■ **Task directions**
After finding the line that holds "Output a JSON" below, set down that line and the rest through the final one exactly, leaving the pictures out.

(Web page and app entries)
--- --- ---
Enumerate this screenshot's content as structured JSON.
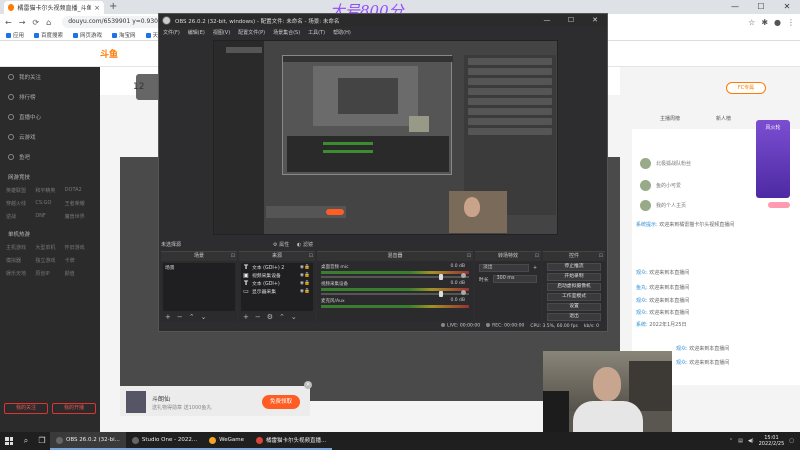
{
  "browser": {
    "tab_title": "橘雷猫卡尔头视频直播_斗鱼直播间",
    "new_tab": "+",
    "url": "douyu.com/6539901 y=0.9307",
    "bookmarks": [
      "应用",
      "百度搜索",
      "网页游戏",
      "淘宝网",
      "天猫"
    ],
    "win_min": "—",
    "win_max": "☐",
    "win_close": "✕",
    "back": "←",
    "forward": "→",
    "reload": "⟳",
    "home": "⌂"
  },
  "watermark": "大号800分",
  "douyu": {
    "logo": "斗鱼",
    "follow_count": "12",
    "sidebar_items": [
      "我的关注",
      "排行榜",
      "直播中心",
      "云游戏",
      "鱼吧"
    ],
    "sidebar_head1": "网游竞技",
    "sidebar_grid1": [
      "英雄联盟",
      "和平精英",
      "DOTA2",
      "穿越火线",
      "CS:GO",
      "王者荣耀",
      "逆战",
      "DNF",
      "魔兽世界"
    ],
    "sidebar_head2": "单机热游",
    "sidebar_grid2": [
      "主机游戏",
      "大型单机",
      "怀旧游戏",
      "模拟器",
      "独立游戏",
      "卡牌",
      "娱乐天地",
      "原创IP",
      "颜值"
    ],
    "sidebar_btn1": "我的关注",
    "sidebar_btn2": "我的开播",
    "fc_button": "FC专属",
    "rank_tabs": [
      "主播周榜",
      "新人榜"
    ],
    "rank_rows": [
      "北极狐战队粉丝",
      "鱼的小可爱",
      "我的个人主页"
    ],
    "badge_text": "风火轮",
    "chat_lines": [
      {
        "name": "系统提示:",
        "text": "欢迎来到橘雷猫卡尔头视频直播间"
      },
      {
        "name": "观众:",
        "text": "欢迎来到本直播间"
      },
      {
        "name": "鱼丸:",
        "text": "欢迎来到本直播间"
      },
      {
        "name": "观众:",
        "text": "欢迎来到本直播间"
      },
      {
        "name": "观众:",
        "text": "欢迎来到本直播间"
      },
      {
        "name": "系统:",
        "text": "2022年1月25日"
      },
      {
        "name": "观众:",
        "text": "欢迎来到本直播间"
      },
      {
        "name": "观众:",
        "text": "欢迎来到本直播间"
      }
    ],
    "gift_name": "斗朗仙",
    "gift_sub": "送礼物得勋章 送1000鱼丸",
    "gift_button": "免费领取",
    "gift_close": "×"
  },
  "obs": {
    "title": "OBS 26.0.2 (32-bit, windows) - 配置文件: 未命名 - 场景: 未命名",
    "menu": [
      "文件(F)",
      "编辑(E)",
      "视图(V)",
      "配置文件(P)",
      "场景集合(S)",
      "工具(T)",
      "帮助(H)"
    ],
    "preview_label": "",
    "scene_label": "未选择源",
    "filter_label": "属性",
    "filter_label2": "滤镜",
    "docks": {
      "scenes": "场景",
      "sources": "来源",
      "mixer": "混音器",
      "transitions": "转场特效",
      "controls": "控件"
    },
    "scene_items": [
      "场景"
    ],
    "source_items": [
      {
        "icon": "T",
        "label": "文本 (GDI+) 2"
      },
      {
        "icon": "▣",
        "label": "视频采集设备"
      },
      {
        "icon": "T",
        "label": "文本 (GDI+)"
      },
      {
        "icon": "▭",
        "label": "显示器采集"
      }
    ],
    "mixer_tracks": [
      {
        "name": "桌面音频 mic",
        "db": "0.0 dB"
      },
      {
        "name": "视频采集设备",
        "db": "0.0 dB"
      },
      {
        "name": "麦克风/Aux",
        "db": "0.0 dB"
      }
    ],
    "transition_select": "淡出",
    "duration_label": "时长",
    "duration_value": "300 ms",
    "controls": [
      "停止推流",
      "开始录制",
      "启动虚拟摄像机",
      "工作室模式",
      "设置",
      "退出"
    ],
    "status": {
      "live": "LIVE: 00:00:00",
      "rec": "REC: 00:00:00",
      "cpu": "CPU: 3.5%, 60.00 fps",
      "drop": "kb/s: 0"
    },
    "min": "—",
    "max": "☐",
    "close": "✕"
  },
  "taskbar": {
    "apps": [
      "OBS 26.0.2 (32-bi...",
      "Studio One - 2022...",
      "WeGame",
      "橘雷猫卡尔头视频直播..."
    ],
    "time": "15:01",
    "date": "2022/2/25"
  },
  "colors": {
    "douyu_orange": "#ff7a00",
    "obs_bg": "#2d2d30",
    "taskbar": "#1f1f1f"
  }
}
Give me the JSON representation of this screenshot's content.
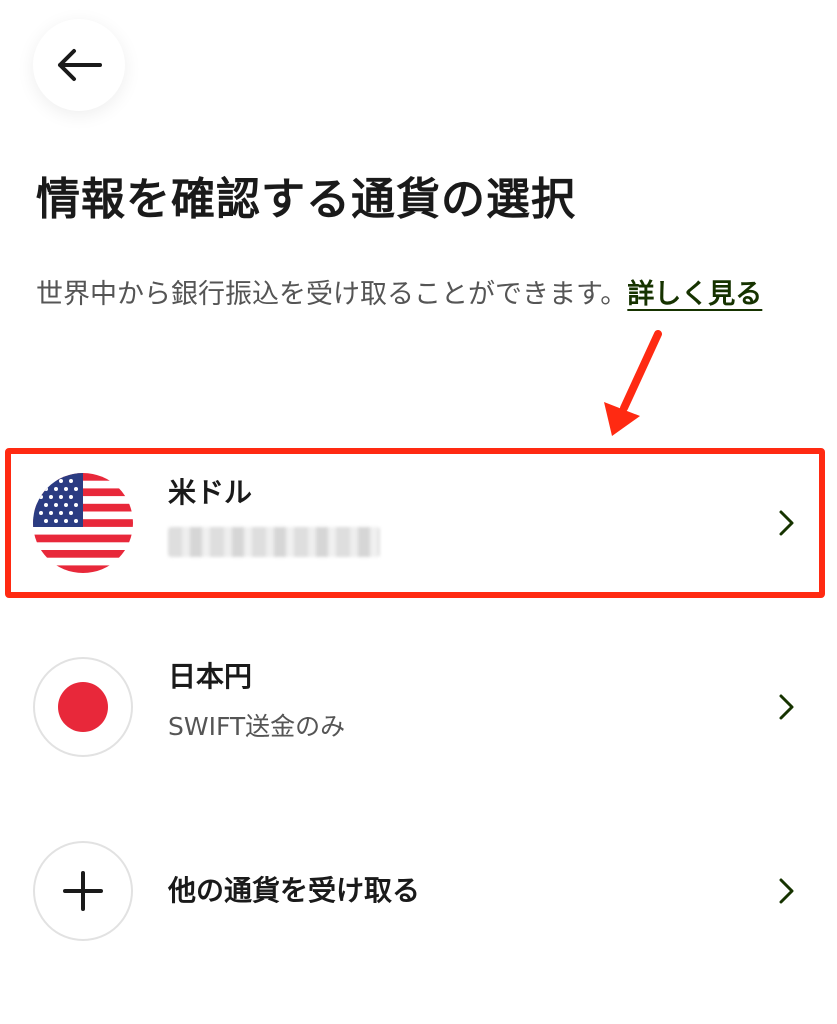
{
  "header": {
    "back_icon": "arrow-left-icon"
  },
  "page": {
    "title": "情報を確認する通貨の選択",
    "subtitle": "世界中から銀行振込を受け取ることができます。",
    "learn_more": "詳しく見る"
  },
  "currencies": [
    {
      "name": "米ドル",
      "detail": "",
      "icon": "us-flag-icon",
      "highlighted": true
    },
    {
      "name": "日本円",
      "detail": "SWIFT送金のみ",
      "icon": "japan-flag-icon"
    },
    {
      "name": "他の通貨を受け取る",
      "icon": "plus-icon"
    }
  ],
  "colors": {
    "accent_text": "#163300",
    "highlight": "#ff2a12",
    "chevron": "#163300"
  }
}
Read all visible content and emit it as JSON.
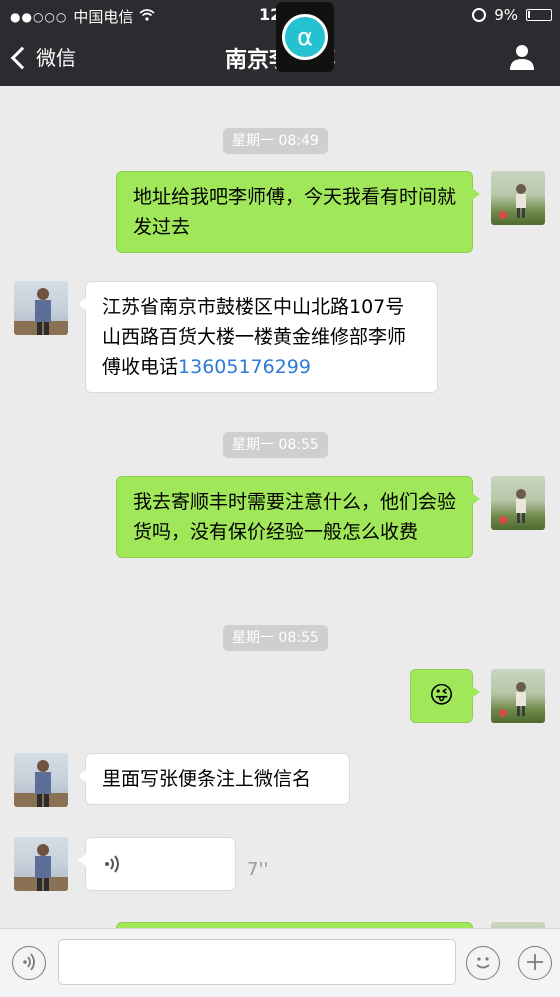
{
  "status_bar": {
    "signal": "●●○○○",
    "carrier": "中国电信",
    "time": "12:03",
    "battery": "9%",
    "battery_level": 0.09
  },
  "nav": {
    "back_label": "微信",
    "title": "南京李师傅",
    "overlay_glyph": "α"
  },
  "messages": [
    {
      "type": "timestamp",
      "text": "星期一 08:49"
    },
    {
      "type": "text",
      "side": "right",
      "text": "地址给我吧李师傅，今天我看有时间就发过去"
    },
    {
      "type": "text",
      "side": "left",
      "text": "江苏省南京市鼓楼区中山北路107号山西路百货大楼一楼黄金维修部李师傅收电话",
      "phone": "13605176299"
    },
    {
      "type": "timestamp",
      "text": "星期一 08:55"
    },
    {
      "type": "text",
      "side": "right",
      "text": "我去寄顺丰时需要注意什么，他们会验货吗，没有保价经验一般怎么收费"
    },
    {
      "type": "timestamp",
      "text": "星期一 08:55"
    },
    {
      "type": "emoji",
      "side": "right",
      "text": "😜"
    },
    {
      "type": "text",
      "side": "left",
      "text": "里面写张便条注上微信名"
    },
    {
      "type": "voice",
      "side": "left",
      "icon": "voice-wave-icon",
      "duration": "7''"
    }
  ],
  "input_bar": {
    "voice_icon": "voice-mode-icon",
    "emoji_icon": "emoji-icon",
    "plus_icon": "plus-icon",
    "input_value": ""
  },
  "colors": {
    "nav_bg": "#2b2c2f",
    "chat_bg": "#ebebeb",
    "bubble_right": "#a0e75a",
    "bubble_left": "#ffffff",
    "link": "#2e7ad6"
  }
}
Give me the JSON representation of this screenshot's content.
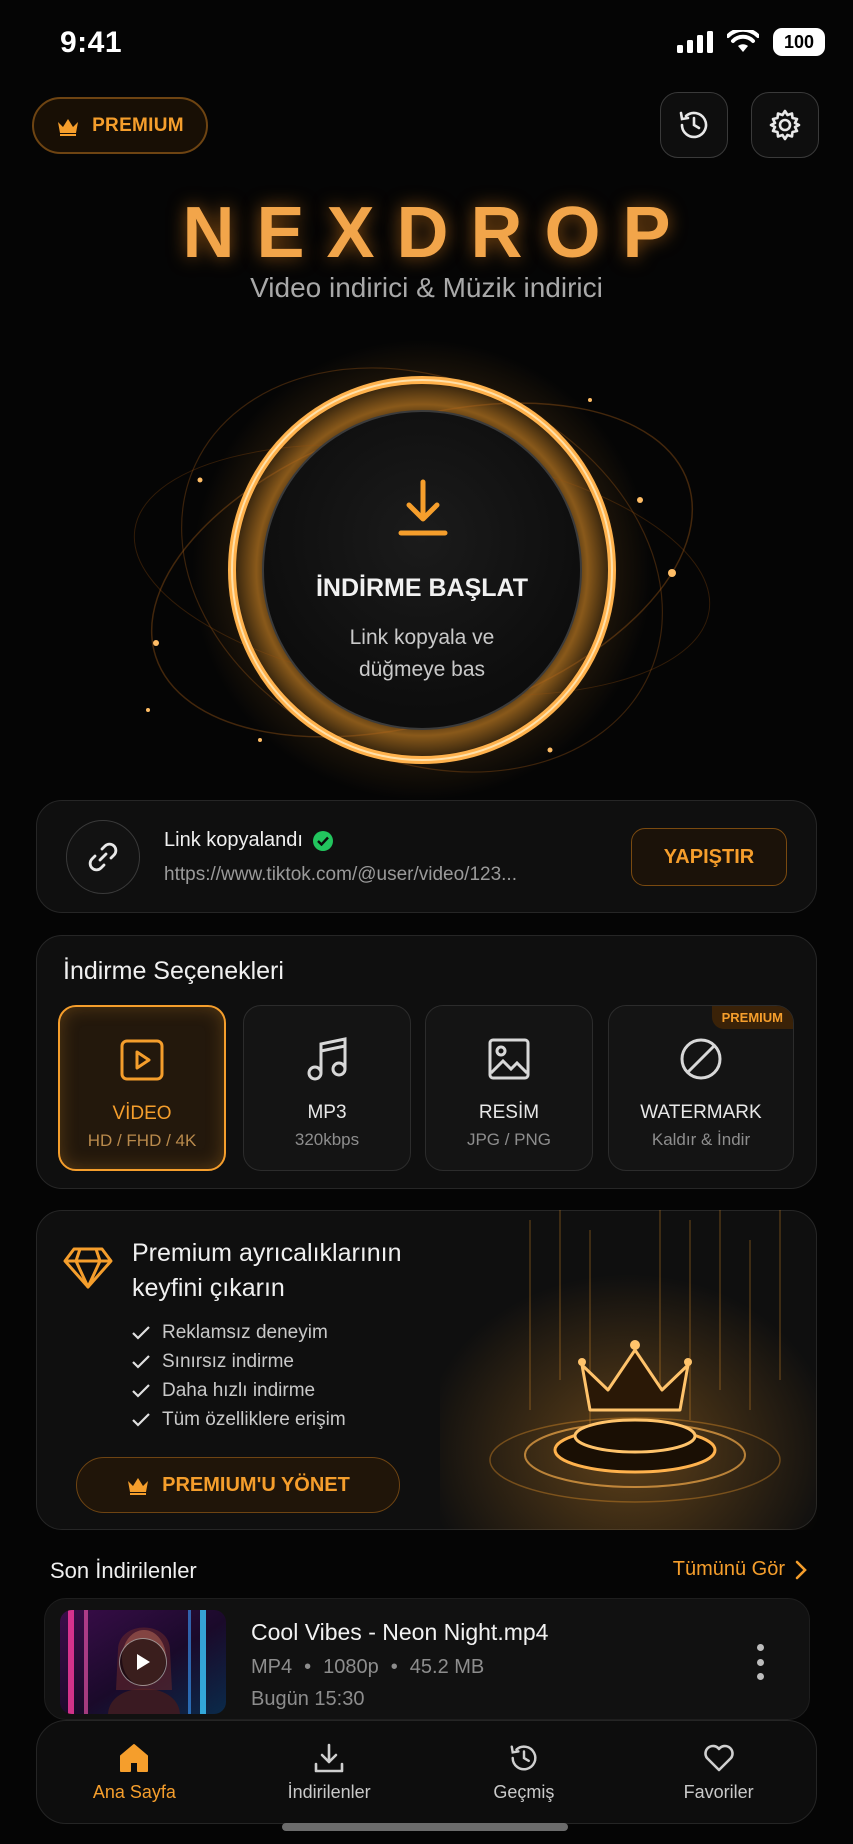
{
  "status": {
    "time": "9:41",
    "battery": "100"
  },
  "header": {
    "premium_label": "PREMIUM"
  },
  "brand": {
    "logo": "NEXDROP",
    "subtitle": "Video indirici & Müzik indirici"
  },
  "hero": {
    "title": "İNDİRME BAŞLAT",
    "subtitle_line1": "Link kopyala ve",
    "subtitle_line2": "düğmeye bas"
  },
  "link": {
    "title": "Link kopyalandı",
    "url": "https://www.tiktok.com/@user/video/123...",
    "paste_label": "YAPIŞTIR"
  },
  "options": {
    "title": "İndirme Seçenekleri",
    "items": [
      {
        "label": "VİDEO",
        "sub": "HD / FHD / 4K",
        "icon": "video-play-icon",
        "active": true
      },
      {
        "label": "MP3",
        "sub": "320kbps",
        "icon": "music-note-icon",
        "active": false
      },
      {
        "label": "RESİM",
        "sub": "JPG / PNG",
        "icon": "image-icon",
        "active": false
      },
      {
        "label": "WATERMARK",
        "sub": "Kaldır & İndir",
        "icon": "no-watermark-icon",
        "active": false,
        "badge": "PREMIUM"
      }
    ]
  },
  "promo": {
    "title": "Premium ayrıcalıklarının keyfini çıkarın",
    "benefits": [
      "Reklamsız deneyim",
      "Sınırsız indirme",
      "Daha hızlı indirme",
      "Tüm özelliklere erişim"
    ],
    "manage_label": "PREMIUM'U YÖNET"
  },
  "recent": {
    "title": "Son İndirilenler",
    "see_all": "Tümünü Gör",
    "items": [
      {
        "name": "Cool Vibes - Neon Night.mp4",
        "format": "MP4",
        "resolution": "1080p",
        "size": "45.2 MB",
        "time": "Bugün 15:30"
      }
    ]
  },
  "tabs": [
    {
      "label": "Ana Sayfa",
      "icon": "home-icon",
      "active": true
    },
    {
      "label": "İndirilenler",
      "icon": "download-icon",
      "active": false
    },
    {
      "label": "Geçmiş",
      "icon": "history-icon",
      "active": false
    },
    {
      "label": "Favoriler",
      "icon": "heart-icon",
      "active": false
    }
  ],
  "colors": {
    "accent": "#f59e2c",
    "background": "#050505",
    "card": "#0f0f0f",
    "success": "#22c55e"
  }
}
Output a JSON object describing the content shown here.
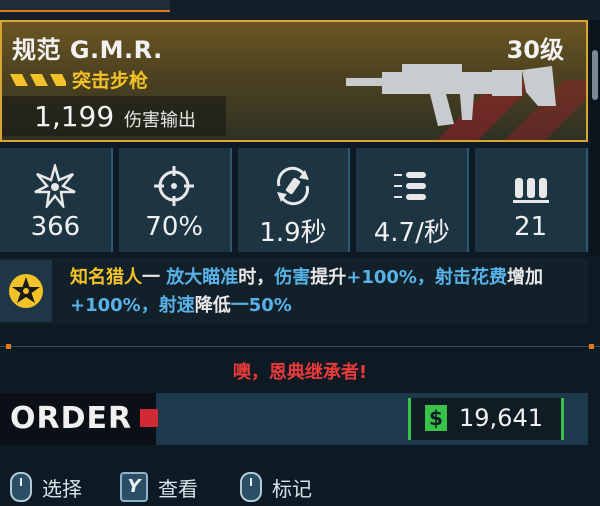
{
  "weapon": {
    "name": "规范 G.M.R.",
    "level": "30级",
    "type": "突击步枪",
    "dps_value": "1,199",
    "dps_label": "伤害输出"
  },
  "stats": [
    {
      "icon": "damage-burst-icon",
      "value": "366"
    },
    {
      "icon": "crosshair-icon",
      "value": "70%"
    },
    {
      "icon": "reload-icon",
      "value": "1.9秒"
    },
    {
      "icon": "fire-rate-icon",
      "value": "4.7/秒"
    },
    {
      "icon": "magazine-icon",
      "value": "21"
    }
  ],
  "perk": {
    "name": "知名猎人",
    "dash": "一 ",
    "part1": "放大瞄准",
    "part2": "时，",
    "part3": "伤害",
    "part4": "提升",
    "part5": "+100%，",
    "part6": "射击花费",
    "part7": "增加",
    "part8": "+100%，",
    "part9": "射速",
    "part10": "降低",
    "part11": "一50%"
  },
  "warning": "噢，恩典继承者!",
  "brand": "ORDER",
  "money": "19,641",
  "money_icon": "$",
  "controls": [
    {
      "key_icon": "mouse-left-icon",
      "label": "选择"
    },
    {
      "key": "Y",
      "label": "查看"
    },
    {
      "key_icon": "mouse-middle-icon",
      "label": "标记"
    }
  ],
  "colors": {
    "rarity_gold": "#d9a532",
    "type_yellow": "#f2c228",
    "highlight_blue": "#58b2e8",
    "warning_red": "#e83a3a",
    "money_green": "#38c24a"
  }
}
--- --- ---
■ **Response to the task**
Output a JSON object describing the content shown here.
{
  "weapon": {
    "name": "规范 G.M.R.",
    "level": "30级",
    "type": "突击步枪",
    "dps_value": "1,199",
    "dps_label": "伤害输出"
  },
  "stats": [
    {
      "icon": "damage-burst-icon",
      "value": "366"
    },
    {
      "icon": "crosshair-icon",
      "value": "70%"
    },
    {
      "icon": "reload-icon",
      "value": "1.9秒"
    },
    {
      "icon": "fire-rate-icon",
      "value": "4.7/秒"
    },
    {
      "icon": "magazine-icon",
      "value": "21"
    }
  ],
  "perk": {
    "name": "知名猎人",
    "dash": "一 ",
    "part1": "放大瞄准",
    "part2": "时，",
    "part3": "伤害",
    "part4": "提升",
    "part5": "+100%，",
    "part6": "射击花费",
    "part7": "增加",
    "part8": "+100%，",
    "part9": "射速",
    "part10": "降低",
    "part11": "一50%"
  },
  "warning": "噢，恩典继承者!",
  "brand": "ORDER",
  "money": "19,641",
  "money_icon": "$",
  "controls": [
    {
      "key_icon": "mouse-left-icon",
      "label": "选择"
    },
    {
      "key": "Y",
      "label": "查看"
    },
    {
      "key_icon": "mouse-middle-icon",
      "label": "标记"
    }
  ],
  "colors": {
    "rarity_gold": "#d9a532",
    "type_yellow": "#f2c228",
    "highlight_blue": "#58b2e8",
    "warning_red": "#e83a3a",
    "money_green": "#38c24a"
  }
}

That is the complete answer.